Heightened attention to cybersecurity offensive countermeasures. Cybersecurity has been mostly defense-oriented, but this has never been sufficient. Moving forward, we will see more companies spring up along the lines of Attivo Networks, a leader in deception solutions. Attivo applies deception-based decoy and luring technologies within networks to misdirect attackers and deceive them into revealing themselves. (Disclosure: My firm has invested in Attivo.)
Another key way to restack the deck in favor of organizational victims of cyber breaches is for them to embrace an offensive, as well as defensive stance against threat actors. Among the interesting players in this space is Attivo Networks, a leader in deception solutions for cybersecurity defense. Attivo develops traps and lures – called “honey nets” – to attract an attacker, which can be a human or a bot or an advanced persistent threat. Then it locks up the perpetrator in quarantine within the system and records actions and details for forensic analysis.
Then, I heard about Attivo and as one of the four CDM judges on our Infosec Awards from 2017, with them being one of our winners, receiving an overwhelming positive vote from the judges, I wanted to dig into what they are up to a little further and look at them within the purview of the Time-based Security model – could a solution like the Attivo ThreatDefendTM Deception and Response Platform actually deliver a way to slow down the breaches, because, frankly, we’re not yet going fast enough to stop them?
Healthcare data breaches are continuing at an alarming pace, with the second half of 2016 shaping up to have more breach incidents per month, so far, than in the first half of the year.
According to the Protenus Breach Barometer report, while the first six months of 2016 averaged 25.3 breaches per month, the second half thus far has had an average of 39.3 incidents per month, an over-55 percent increase. “While the number of months in this total is small, this trend over the last quarter provides some cause for alarm,” the report authors stated. There were 152 incidents involving protected health information (PHI) or medical health information in the first half of 2016, and so far, in the second half, there have been 118 incidents.
The latest count from the Identity Theft Resource Center (ITRC) reports that there have been 227 data breaches recorded through April 5, 2016, and that more than 6.2 million records have been exposed since the beginning of the year. The total number of reported breaches has increased by 50 in the past two weeks.
The biggest share of the huge jump in exposed records is due to a breach at a division of Verizon Communications Inc. (NYSE: VZ) that provides services to large companies whose data has been stolen. Some 1.5 million records were involved and the data were stolen and resold. According to data security website KrebsonSecurity, the thieves price the entire package at $100,000 and selected chunks for $10,000.
U.S. data breaches in 2015 dropped only slightly below 2014’s record high, with hacking incidents accounting for more than one-third of the breaches, according to a new survey.
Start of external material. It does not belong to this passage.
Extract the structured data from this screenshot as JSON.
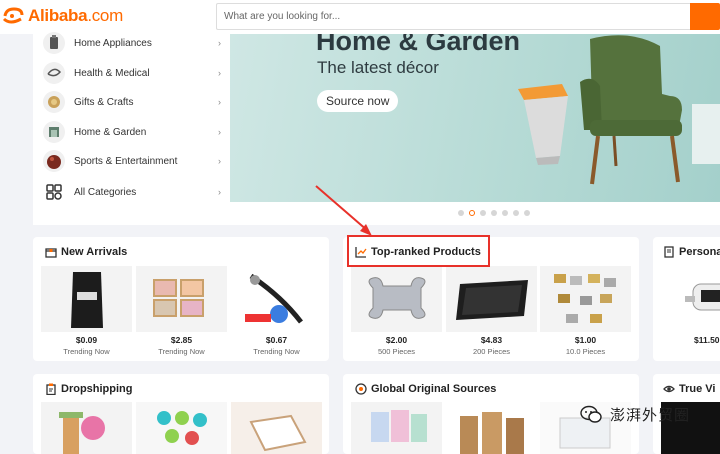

Organizations reported 781 breaches last year, the Identity Theft Resource Center said, compared with 783 in 2014. The ITRC, supported by information security firm IDT911, has been tracking breaches since 2005.
Hacking incidents rose 8.4% to a nine-year high of 37.9% in 2015. The next largest category, employee error or negligence, accounted for 14.9% of breaches.
The UK’s Ministry of Defence saw a significant spike in security breaches last year, the government has confirmed.
Figures released in Parliament on Friday revealed that security incidents—including “cyber attacks”—had rocketed almost 40 percent in 2015. Defence minister Mark Lancaster said that the MoD had recorded 2,145 breaches last year, compared with 1,547 in 2014.